There are so many terrible things that happen in this world–terrible suffering and injustices all around us. There are some “Evangelicals” who believe and teach that “if you only have enough faith, you can have power to drive out bad or evil circumstances.” They even go so far as to say that “if you’re suffering, it’s because you didn’t have enough faith.”
Still, there are a lot of people who criticize us for believing in a God who allows “bad things to happen to good people.” Why do we suffer? Why DO bad things happen to good people?
A clear biblical view of suffering is not a view that excludes believers from suffering in this world.
First, we become very familiar with a God who condescends to relate with us on every human level. God is not so capricious as to watch as a mere spectator of our human sufferings. In and through His Son, Jesus Christ, God is “acquainted” with our sufferings (Isaiah 53:1-9). He knows the spectrum of human experiences as explained through many ways that the Messiah’s sufferings are characterized:
But, would a capricious God choose to experience this kind of suffering? Why would he willingly allow himself to suffer? It is because if we had to suffer it alone, we would only be getting what we deserved. However, Christ the perfect holy and righteous one did not deserve any of it. His suffering 1) identifies Himself with a fallen humanity, 2) Releases fallen man from the debt owed to God, 3) reconciles fallen man to a holy and righteous God. A capricious God might use suffering as a means of punishing a fallen humanity, but He would never choose suffering as a means of saving humanity. Only a personal God, a God who identifies Himself on a personal level with fallen men would choose to suffer in their place.
The worst thing about suffering in this world is the terrible sense of loneliness and isolation one feels while enduring the terrible pain. The Bible never promises that Christians will be exempt from suffering in this world. We are only given the promise that when we do suffer, we will not be alone (Matthew 5:11, 12; John 16:22). The presence of Christ fills us with peace to endure, but more than that, the peace of the Holy Spirit gives us hope for the world to come. If all we had to hope in was this present world of darkness and pain, what an empty and meaningless faith it would be. However, knowing that there is a better world where those who suffer faithfully will receive their reward for having endured the hardships of this world, gives us a hope to drive toward.
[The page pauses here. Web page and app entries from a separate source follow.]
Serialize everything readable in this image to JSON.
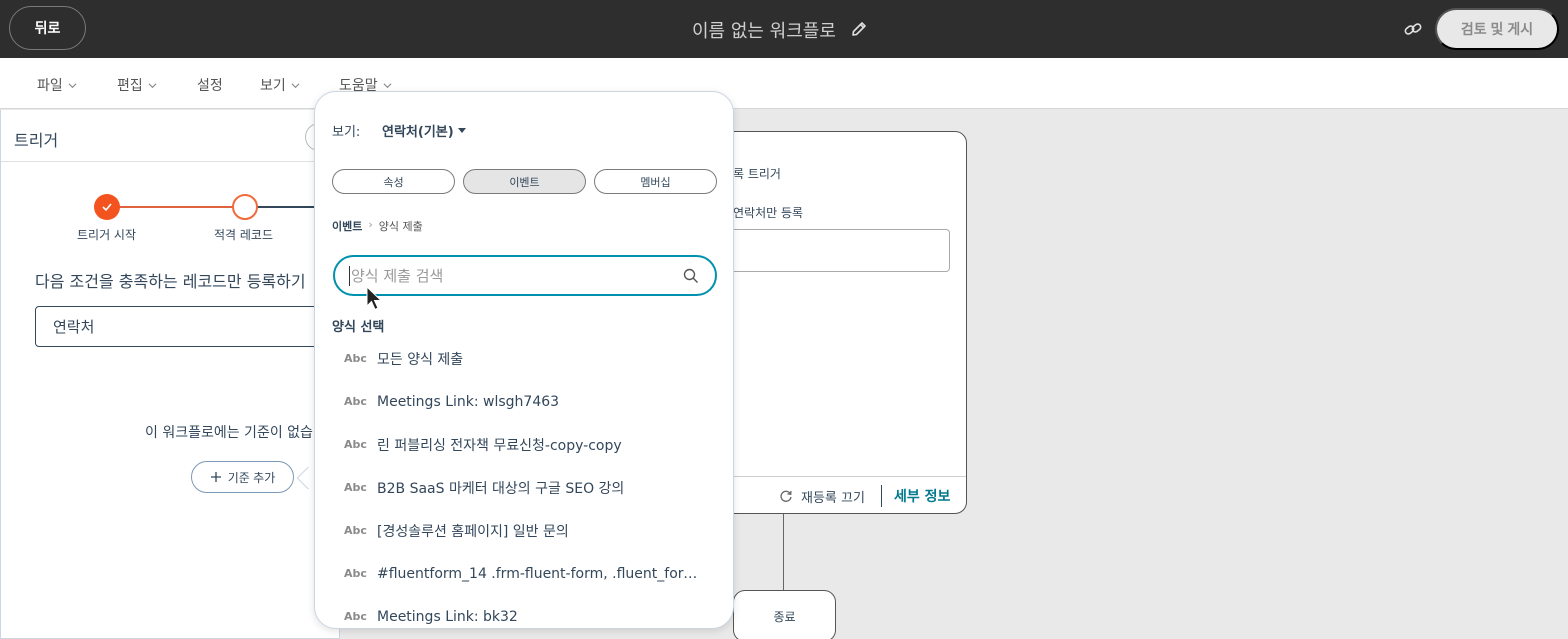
{
  "topbar": {
    "back_label": "뒤로",
    "workflow_title": "이름 없는 워크플로",
    "publish_label": "검토 및 게시"
  },
  "menu": {
    "items": [
      {
        "label": "파일",
        "has_dropdown": true
      },
      {
        "label": "편집",
        "has_dropdown": true
      },
      {
        "label": "설정",
        "has_dropdown": false
      },
      {
        "label": "보기",
        "has_dropdown": true
      },
      {
        "label": "도움말",
        "has_dropdown": true
      }
    ]
  },
  "left_panel": {
    "title": "트리거",
    "steps": [
      "트리거 시작",
      "적격 레코드"
    ],
    "condition_title": "다음 조건을 충족하는 레코드만 등록하기",
    "object_value": "연락처",
    "no_criteria_text": "이 워크플로에는 기준이 없습니",
    "add_criteria_label": "기준 추가"
  },
  "card": {
    "trigger_text": "록 트리거",
    "register_text": "연락처만 등록",
    "reenroll_label": "재등록 끄기",
    "details_label": "세부 정보"
  },
  "end_node": {
    "label": "종료"
  },
  "popover": {
    "view_label": "보기:",
    "view_value": "연락처(기본)",
    "tabs": [
      {
        "label": "속성",
        "active": false
      },
      {
        "label": "이벤트",
        "active": true
      },
      {
        "label": "멤버십",
        "active": false
      }
    ],
    "breadcrumb": {
      "root": "이벤트",
      "separator": "›",
      "current": "양식 제출"
    },
    "search_placeholder": "양식 제출 검색",
    "section_label": "양식 선택",
    "type_badge": "Abc",
    "options": [
      "모든 양식 제출",
      "Meetings Link: wlsgh7463",
      "린 퍼블리싱 전자책 무료신청-copy-copy",
      "B2B SaaS 마케터 대상의 구글 SEO 강의",
      "[경성솔루션 홈페이지] 일반 문의",
      "#fluentform_14 .frm-fluent-form, .fluent_form...",
      "Meetings Link: bk32"
    ]
  },
  "colors": {
    "topbar_bg": "#2e2e2e",
    "accent_orange": "#f3531f",
    "focus_blue": "#0091ae",
    "link_teal": "#007a8c"
  }
}
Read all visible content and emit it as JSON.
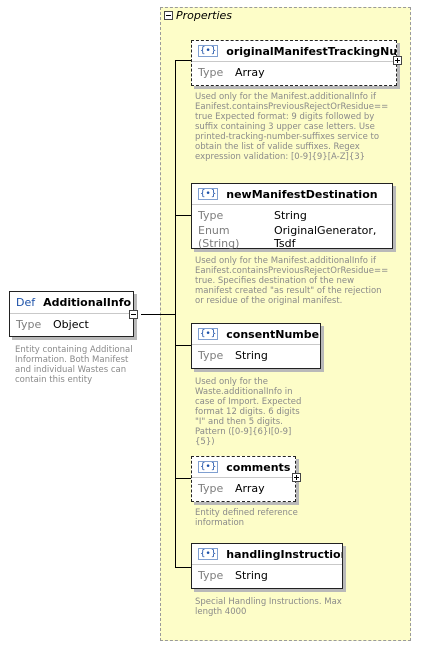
{
  "root": {
    "def_label": "Def",
    "name": "AdditionalInfo",
    "type_key": "Type",
    "type_value": "Object",
    "description": "Entity containing Additional Information. Both Manifest and individual Wastes can contain this entity"
  },
  "properties_title": "Properties",
  "properties": [
    {
      "icon": "{•}",
      "name": "originalManifestTrackingNu...",
      "type_key": "Type",
      "type_value": "Array",
      "description": "Used only for the Manifest.additionalInfo if Eanifest.containsPreviousRejectOrResidue== true  Expected format: 9 digits followed by suffix containing 3 upper case letters. Use printed-tracking-number-suffixes service to obtain the list of valide suffixes.  Regex expression validation: [0-9]{9}[A-Z]{3}"
    },
    {
      "icon": "{•}",
      "name": "newManifestDestination",
      "type_key": "Type",
      "type_value": "String",
      "enum_key": "Enum (String)",
      "enum_value": "OriginalGenerator, Tsdf",
      "description": "Used only for the Manifest.additionalInfo if Eanifest.containsPreviousRejectOrResidue== true. Specifies destination of the new manifest created \"as result\" of the rejection or residue of the original manifest."
    },
    {
      "icon": "{•}",
      "name": "consentNumber",
      "type_key": "Type",
      "type_value": "String",
      "description": "Used only for the Waste.additionalInfo in case of Import. Expected format 12 digits.  6 digits \"I\" and then 5 digits. Pattern ([0-9]{6}I[0-9]{5})"
    },
    {
      "icon": "{•}",
      "name": "comments",
      "type_key": "Type",
      "type_value": "Array",
      "description": "Entity defined reference information"
    },
    {
      "icon": "{•}",
      "name": "handlingInstructions",
      "type_key": "Type",
      "type_value": "String",
      "description": "Special Handling Instructions. Max length 4000"
    }
  ]
}
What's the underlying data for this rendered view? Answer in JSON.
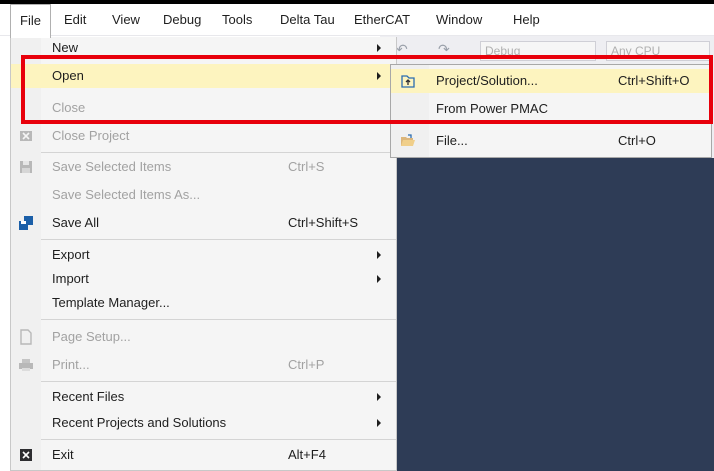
{
  "menubar": {
    "items": [
      {
        "label": "File"
      },
      {
        "label": "Edit"
      },
      {
        "label": "View"
      },
      {
        "label": "Debug"
      },
      {
        "label": "Tools"
      },
      {
        "label": "Delta Tau"
      },
      {
        "label": "EtherCAT"
      },
      {
        "label": "Window"
      },
      {
        "label": "Help"
      }
    ]
  },
  "toolbar": {
    "config_combo": "Debug",
    "platform_combo": "Any CPU"
  },
  "file_menu": {
    "new": {
      "label": "New"
    },
    "open": {
      "label": "Open"
    },
    "close": {
      "label": "Close"
    },
    "close_project": {
      "label": "Close Project"
    },
    "save_selected": {
      "label": "Save Selected Items",
      "shortcut": "Ctrl+S"
    },
    "save_selected_as": {
      "label": "Save Selected Items As..."
    },
    "save_all": {
      "label": "Save All",
      "shortcut": "Ctrl+Shift+S"
    },
    "export": {
      "label": "Export"
    },
    "import": {
      "label": "Import"
    },
    "template_manager": {
      "label": "Template Manager..."
    },
    "page_setup": {
      "label": "Page Setup..."
    },
    "print": {
      "label": "Print...",
      "shortcut": "Ctrl+P"
    },
    "recent_files": {
      "label": "Recent Files"
    },
    "recent_projects": {
      "label": "Recent Projects and Solutions"
    },
    "exit": {
      "label": "Exit",
      "shortcut": "Alt+F4"
    }
  },
  "open_submenu": {
    "project_solution": {
      "label": "Project/Solution...",
      "shortcut": "Ctrl+Shift+O"
    },
    "from_power_pmac": {
      "label": "From Power PMAC"
    },
    "file": {
      "label": "File...",
      "shortcut": "Ctrl+O"
    }
  },
  "colors": {
    "highlight": "#fdf4bf",
    "emphasis_box": "#e8000b",
    "editor_background": "#2e3c56"
  }
}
God is not content to leave us promises of what is to come, as important as that may be, but He shows us how to suffer (1 Peter 2:19ff.). We are not to suffer as those deserving of judgment from the world, but we are to suffer righteously by following the example of Christ’s sufferings.
As followers of Jesus Christ, I hope we can become more conscious of the truth that how we suffer in this world magnifies the sufferings of Christ. Also, i hope that out of our identity with Christ, we can also identify with others who are suffering.